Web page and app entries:
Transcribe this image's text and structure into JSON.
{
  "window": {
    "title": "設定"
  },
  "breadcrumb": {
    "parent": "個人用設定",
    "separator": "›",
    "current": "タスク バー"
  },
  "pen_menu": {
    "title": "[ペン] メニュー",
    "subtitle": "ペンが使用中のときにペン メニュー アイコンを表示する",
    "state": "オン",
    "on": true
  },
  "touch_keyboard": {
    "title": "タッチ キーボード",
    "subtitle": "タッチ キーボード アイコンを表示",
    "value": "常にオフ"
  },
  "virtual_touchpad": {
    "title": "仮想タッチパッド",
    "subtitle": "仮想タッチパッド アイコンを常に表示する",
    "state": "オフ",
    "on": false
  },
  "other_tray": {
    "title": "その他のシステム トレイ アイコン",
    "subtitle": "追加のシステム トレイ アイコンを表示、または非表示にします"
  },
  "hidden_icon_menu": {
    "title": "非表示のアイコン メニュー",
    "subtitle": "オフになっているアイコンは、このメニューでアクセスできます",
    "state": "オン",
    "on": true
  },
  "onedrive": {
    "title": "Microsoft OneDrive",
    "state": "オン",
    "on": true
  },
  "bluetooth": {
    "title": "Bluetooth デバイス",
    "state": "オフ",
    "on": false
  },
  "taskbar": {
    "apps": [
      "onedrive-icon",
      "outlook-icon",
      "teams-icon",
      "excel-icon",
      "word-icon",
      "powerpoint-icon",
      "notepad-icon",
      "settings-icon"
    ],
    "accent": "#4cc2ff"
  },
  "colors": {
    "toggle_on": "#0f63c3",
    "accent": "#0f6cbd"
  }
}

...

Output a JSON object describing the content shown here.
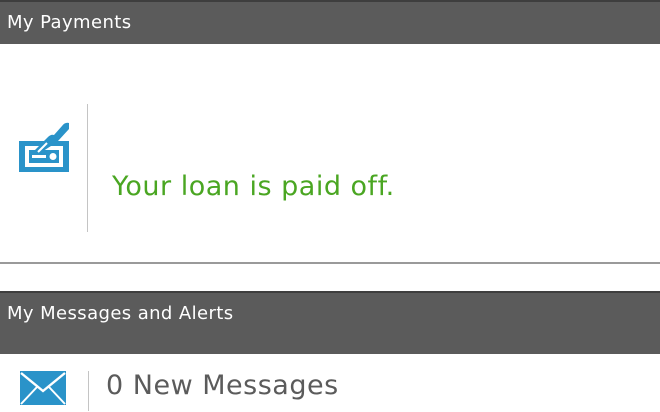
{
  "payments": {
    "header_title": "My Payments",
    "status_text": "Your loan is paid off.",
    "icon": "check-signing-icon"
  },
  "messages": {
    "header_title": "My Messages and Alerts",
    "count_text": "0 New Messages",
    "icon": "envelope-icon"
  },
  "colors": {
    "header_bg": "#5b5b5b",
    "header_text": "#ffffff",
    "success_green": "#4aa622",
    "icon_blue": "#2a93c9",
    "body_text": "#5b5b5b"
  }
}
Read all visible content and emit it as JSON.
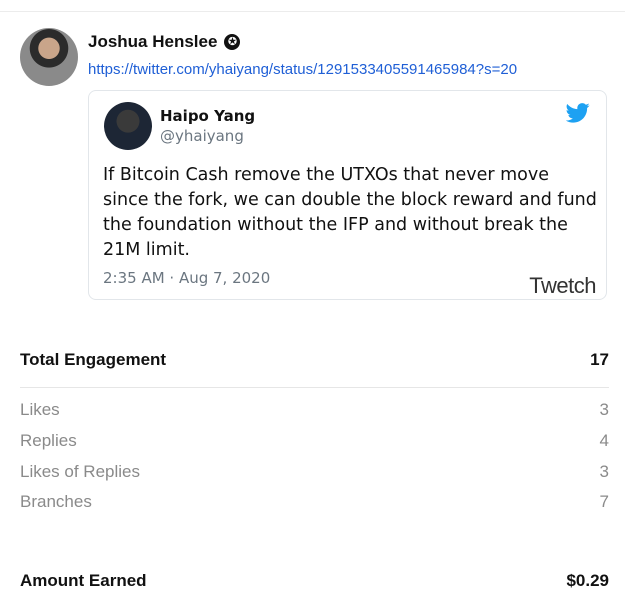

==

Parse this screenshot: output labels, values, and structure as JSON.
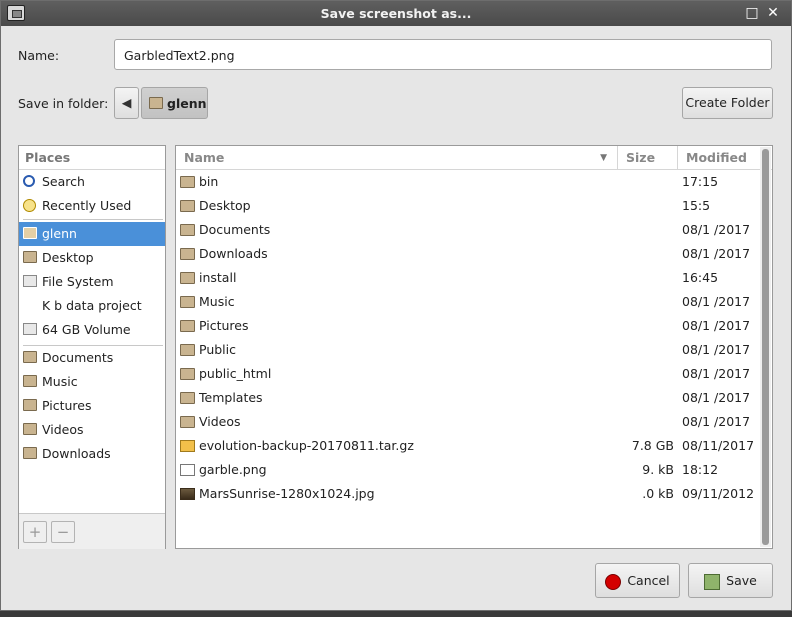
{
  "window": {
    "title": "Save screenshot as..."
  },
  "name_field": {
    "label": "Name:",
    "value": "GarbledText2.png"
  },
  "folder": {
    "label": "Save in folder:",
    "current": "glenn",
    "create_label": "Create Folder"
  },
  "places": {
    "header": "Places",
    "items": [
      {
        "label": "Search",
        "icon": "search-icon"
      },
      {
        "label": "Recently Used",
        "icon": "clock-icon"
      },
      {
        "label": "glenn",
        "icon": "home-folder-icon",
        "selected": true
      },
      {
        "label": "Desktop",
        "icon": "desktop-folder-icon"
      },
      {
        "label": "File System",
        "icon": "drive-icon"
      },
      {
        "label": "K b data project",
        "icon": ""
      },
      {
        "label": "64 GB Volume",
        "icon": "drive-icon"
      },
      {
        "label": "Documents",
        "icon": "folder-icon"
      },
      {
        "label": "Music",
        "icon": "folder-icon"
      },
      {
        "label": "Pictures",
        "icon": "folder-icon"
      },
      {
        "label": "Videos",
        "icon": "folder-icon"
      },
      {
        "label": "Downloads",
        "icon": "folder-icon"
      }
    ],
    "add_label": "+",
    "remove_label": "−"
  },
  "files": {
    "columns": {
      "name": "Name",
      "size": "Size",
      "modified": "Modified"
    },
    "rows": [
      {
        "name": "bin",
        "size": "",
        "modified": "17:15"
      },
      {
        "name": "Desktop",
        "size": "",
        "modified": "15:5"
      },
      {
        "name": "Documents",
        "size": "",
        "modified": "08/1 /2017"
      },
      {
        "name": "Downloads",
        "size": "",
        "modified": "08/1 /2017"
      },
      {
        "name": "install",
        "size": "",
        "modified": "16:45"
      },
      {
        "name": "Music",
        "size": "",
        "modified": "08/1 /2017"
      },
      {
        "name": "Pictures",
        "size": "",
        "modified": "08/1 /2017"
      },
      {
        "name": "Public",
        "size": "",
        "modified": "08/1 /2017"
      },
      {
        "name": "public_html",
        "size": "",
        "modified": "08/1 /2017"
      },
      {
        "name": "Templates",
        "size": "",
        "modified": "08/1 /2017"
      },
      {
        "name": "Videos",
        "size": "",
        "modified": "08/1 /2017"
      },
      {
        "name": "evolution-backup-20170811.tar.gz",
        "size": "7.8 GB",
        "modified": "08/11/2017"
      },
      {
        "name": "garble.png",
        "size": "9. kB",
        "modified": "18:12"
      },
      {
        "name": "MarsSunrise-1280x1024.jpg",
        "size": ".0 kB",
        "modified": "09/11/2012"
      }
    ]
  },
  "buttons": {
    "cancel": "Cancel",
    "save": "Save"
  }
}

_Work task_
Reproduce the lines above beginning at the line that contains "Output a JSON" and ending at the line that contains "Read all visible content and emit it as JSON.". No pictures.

_Exercise solution_
Output a JSON object describing the content shown here.
{
  "payments": {
    "header_title": "My Payments",
    "status_text": "Your loan is paid off.",
    "icon": "check-signing-icon"
  },
  "messages": {
    "header_title": "My Messages and Alerts",
    "count_text": "0 New Messages",
    "icon": "envelope-icon"
  },
  "colors": {
    "header_bg": "#5b5b5b",
    "header_text": "#ffffff",
    "success_green": "#4aa622",
    "icon_blue": "#2a93c9",
    "body_text": "#5b5b5b"
  }
}
Read all visible content and emit it as JSON.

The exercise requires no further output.